Vultures reveal critical Old World flyways

A research team has hunkered down near garbage dumps from Ethiopia to Armenia in order to catch highly intelligent Egyptian vultures in harmless traps. The team eventually managed to catch and tag a total of 45 vultures from 2012-2016. The Egyptian vulture is an endangered species and by tracking them, the researchers learned more about where they eat, breed and migrate. These vultures migrated along the Red Sea Flyway -- a large area connecting the summer and winter ranges of birds in Eastern Europe, Central Asia, the Middle East and Africa -- and their travel routes revealed migratory bird corridors and bottlenecks. Identifying bottlenecks -- i.e. places where birds concentrate on migration -- helps bird conservationists know what areas to focus on and get the most bang for their buck, since a large percentage of a species' population can pass through these small areas. The vultures are just one species out of around 35 large soaring bird species that migrate along the Red Sea Flyway. There are dozens more small birds that migrate here as well. It's the second largest migratory flyway in the world, behind only the Americas Flyway, which connects North and South America.

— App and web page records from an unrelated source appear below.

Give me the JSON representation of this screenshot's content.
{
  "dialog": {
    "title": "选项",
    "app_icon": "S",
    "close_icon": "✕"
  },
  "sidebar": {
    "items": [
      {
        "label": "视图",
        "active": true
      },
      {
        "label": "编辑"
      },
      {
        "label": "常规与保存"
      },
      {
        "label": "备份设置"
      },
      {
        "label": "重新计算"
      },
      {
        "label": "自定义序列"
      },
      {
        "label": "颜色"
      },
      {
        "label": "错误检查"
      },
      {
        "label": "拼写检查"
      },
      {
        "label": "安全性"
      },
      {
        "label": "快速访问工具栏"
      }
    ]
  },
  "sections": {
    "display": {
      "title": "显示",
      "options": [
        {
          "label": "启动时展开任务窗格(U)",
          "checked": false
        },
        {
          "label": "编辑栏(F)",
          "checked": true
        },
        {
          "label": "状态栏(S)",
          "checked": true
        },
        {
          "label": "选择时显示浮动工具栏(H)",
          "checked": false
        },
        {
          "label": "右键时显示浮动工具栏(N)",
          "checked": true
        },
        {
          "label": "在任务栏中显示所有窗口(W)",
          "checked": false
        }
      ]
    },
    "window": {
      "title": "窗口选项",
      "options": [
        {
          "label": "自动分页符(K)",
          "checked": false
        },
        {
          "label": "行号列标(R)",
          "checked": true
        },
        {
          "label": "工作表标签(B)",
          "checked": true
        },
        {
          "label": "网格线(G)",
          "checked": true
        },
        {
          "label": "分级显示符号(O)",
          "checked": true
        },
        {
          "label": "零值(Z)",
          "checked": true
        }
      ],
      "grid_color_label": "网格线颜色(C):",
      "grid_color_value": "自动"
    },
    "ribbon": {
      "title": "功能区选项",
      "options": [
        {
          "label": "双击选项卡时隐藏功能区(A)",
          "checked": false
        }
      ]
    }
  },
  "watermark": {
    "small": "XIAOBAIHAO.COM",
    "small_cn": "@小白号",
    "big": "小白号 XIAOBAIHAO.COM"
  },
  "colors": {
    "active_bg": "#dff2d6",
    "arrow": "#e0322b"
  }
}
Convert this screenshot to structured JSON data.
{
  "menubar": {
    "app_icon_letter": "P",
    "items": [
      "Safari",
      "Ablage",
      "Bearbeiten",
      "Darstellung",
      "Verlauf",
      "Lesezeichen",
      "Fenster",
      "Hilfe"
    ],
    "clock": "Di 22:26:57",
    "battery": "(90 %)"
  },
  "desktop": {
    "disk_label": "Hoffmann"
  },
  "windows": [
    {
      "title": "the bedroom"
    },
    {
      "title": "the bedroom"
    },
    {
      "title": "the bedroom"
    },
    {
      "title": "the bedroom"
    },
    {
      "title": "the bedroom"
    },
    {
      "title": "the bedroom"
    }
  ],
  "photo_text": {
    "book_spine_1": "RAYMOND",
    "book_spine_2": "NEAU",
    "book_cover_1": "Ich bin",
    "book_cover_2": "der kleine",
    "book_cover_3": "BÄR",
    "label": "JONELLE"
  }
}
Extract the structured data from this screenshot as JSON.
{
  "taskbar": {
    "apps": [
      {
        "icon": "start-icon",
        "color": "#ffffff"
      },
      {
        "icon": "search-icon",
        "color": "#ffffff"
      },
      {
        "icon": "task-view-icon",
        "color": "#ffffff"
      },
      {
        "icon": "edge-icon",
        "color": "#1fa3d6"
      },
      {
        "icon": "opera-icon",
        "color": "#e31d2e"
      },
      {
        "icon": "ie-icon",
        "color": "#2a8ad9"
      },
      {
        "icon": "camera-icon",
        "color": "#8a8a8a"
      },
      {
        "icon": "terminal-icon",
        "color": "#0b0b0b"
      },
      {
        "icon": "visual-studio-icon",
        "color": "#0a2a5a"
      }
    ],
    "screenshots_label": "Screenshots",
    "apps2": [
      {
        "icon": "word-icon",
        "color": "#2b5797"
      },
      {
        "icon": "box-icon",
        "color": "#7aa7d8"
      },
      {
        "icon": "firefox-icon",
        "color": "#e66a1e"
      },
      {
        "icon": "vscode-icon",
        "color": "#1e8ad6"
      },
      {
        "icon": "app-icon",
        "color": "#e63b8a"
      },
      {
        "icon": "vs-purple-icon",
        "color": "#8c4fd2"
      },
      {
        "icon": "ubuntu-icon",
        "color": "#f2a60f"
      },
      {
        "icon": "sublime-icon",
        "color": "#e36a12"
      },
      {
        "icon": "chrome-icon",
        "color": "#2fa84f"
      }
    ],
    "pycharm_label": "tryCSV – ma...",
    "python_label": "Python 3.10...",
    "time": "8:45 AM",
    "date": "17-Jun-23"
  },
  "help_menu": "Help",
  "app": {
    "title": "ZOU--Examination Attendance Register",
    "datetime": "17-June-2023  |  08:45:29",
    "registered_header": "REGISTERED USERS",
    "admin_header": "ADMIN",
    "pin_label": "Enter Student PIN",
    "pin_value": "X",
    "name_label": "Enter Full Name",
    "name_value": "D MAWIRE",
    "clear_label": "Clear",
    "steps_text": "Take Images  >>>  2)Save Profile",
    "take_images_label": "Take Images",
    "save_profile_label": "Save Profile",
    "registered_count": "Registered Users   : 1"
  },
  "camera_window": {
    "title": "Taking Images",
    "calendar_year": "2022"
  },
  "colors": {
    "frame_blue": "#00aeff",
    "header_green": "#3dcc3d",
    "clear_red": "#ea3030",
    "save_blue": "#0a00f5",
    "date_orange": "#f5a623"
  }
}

Visit Website | Image credit: Evan R. Buechley/University of Utah /HawkWatch International